**Exercise goal**. Whatever appears in the entries must be given again exactly.

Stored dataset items
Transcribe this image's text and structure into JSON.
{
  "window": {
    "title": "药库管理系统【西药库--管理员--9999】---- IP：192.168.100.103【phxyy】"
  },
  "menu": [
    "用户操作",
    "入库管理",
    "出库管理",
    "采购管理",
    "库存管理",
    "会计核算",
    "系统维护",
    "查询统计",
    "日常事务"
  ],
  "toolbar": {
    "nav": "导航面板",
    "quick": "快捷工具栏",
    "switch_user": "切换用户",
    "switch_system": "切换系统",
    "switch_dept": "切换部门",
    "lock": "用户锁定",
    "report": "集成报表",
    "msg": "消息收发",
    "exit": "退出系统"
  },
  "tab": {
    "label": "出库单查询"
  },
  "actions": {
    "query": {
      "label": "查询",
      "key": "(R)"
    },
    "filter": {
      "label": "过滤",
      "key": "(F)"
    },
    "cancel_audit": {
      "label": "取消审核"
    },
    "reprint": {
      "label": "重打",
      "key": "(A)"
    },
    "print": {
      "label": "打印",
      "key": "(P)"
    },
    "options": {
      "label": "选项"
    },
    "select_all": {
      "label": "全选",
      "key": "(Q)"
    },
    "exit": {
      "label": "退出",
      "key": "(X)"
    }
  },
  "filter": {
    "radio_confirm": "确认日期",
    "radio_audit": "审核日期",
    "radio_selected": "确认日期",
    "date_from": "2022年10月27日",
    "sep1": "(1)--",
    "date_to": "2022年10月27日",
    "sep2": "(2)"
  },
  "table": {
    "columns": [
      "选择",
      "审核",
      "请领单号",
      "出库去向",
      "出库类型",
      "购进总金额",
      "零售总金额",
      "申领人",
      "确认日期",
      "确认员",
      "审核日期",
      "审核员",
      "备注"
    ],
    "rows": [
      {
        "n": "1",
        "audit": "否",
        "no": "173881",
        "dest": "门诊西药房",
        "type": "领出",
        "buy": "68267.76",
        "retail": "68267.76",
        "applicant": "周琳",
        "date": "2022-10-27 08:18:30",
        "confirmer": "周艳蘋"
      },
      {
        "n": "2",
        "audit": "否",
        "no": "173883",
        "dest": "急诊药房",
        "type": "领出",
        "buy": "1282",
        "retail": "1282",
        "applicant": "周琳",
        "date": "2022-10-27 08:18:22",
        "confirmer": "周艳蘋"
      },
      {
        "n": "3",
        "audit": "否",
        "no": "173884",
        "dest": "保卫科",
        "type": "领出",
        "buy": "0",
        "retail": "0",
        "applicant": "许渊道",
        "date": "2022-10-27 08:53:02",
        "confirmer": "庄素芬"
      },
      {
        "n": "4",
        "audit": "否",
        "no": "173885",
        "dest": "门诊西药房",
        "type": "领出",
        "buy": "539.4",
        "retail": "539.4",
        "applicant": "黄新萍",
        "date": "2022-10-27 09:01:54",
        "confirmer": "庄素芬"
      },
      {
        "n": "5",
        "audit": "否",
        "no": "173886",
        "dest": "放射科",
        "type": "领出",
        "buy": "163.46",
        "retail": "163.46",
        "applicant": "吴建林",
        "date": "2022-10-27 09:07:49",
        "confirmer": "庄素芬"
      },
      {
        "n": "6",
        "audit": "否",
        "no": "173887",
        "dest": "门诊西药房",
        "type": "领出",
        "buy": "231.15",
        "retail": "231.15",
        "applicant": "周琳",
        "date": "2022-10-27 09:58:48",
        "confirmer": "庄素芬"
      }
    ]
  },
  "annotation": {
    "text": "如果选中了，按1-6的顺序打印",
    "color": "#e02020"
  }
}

**Response area**.
Transcribe this image's text and structure into JSON.
{
  "window": {
    "title": "药库管理系统【西药库--管理员--9999】---- IP：192.168.100.103【phxyy】"
  },
  "menu": [
    "用户操作",
    "入库管理",
    "出库管理",
    "采购管理",
    "库存管理",
    "会计核算",
    "系统维护",
    "查询统计",
    "日常事务"
  ],
  "toolbar": {
    "nav": "导航面板",
    "quick": "快捷工具栏",
    "switch_user": "切换用户",
    "switch_system": "切换系统",
    "switch_dept": "切换部门",
    "lock": "用户锁定",
    "report": "集成报表",
    "msg": "消息收发",
    "exit": "退出系统"
  },
  "tab": {
    "label": "出库单查询"
  },
  "actions": {
    "query": {
      "label": "查询",
      "key": "(R)"
    },
    "filter": {
      "label": "过滤",
      "key": "(F)"
    },
    "cancel_audit": {
      "label": "取消审核"
    },
    "reprint": {
      "label": "重打",
      "key": "(A)"
    },
    "print": {
      "label": "打印",
      "key": "(P)"
    },
    "options": {
      "label": "选项"
    },
    "select_all": {
      "label": "全选",
      "key": "(Q)"
    },
    "exit": {
      "label": "退出",
      "key": "(X)"
    }
  },
  "filter": {
    "radio_confirm": "确认日期",
    "radio_audit": "审核日期",
    "radio_selected": "确认日期",
    "date_from": "2022年10月27日",
    "sep1": "(1)--",
    "date_to": "2022年10月27日",
    "sep2": "(2)"
  },
  "table": {
    "columns": [
      "选择",
      "审核",
      "请领单号",
      "出库去向",
      "出库类型",
      "购进总金额",
      "零售总金额",
      "申领人",
      "确认日期",
      "确认员",
      "审核日期",
      "审核员",
      "备注"
    ],
    "rows": [
      {
        "n": "1",
        "audit": "否",
        "no": "173881",
        "dest": "门诊西药房",
        "type": "领出",
        "buy": "68267.76",
        "retail": "68267.76",
        "applicant": "周琳",
        "date": "2022-10-27 08:18:30",
        "confirmer": "周艳蘋"
      },
      {
        "n": "2",
        "audit": "否",
        "no": "173883",
        "dest": "急诊药房",
        "type": "领出",
        "buy": "1282",
        "retail": "1282",
        "applicant": "周琳",
        "date": "2022-10-27 08:18:22",
        "confirmer": "周艳蘋"
      },
      {
        "n": "3",
        "audit": "否",
        "no": "173884",
        "dest": "保卫科",
        "type": "领出",
        "buy": "0",
        "retail": "0",
        "applicant": "许渊道",
        "date": "2022-10-27 08:53:02",
        "confirmer": "庄素芬"
      },
      {
        "n": "4",
        "audit": "否",
        "no": "173885",
        "dest": "门诊西药房",
        "type": "领出",
        "buy": "539.4",
        "retail": "539.4",
        "applicant": "黄新萍",
        "date": "2022-10-27 09:01:54",
        "confirmer": "庄素芬"
      },
      {
        "n": "5",
        "audit": "否",
        "no": "173886",
        "dest": "放射科",
        "type": "领出",
        "buy": "163.46",
        "retail": "163.46",
        "applicant": "吴建林",
        "date": "2022-10-27 09:07:49",
        "confirmer": "庄素芬"
      },
      {
        "n": "6",
        "audit": "否",
        "no": "173887",
        "dest": "门诊西药房",
        "type": "领出",
        "buy": "231.15",
        "retail": "231.15",
        "applicant": "周琳",
        "date": "2022-10-27 09:58:48",
        "confirmer": "庄素芬"
      }
    ]
  },
  "annotation": {
    "text": "如果选中了，按1-6的顺序打印",
    "color": "#e02020"
  }
}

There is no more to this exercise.